Murray said earlier this week that one of his long term goals was to reach a milestone 50 career titles, and will now bid for a 47th on Saturday against Aslan Karatsev after the Russian beat Dan Evans in the second semi-final to prevent a first all-British ATP Tour final.
“It’s obviously great to be in another final,” Murray said. “A tough match again. It was always going to be tight against him. There is not many chances either way usually. Obviously after losing the first set, it felt like quite a long way back but I stayed tight on my serve. I served well the last couple of sets and I think overall I played a pretty smart match. I didn’t really give him loads of opportunities.”
Even though he was chasing after the opening set, Murray held the cards for most of the match. He won nearly 90 per cent of points on his first serve, facing only one break point throughout the whole match, and created numerous chances to break 6ft 11in Opelka’s serve with some trademark returning.
It marked his fourth consecutive win, his longest streak since 2019, and sixth over a top 30 opponent since Wimbledon last July. Getting to a final will prove a huge boost to his confidence ahead of the Australian Open, which begins on Monday, and also pushes him closer to breaking back into the top 100, moving him up to 112th in the live rankings.
Meanwhile world no. 20 Karatsev, his opponent in Saturday’s final, may well have heavy legs after being pushed to the brink by Evans in a three hour six-minute thriller, which finished just shy of midnight.
Though Evans squandered the opportunity to reach the final, it was largely because his Russian opponent refused to be beaten, hitting 57 winners over three brutal sets of tennis to win 6-3 6-7(13) 6-3.

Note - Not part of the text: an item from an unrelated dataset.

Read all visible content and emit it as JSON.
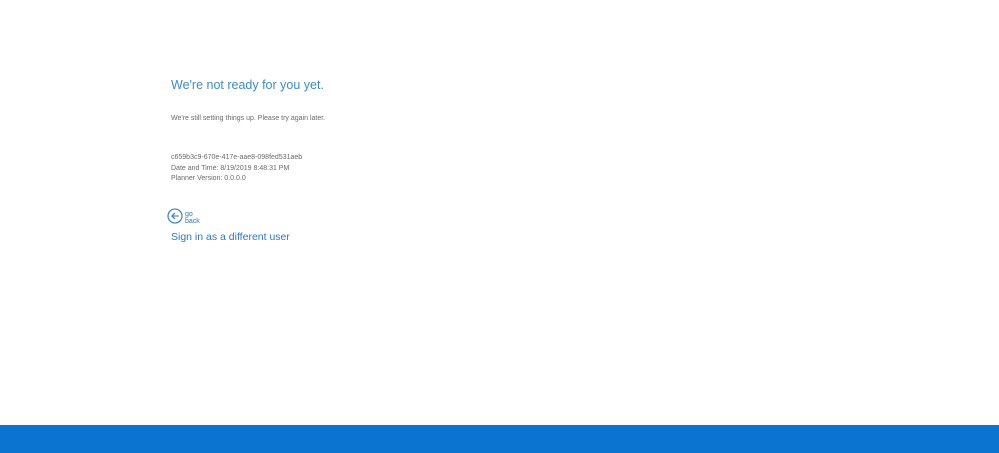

After losing the opener, and with Karatsev making expert shot selections early in the second, Evans mused that he “might as well go to bed”. But it turned out there was still more than two hours left in the contest. They played a mesmerising tie-break, where Evans saved three match points and rattled through six set points of his own before he eventually won the tie-break 15-13, forcing the decider.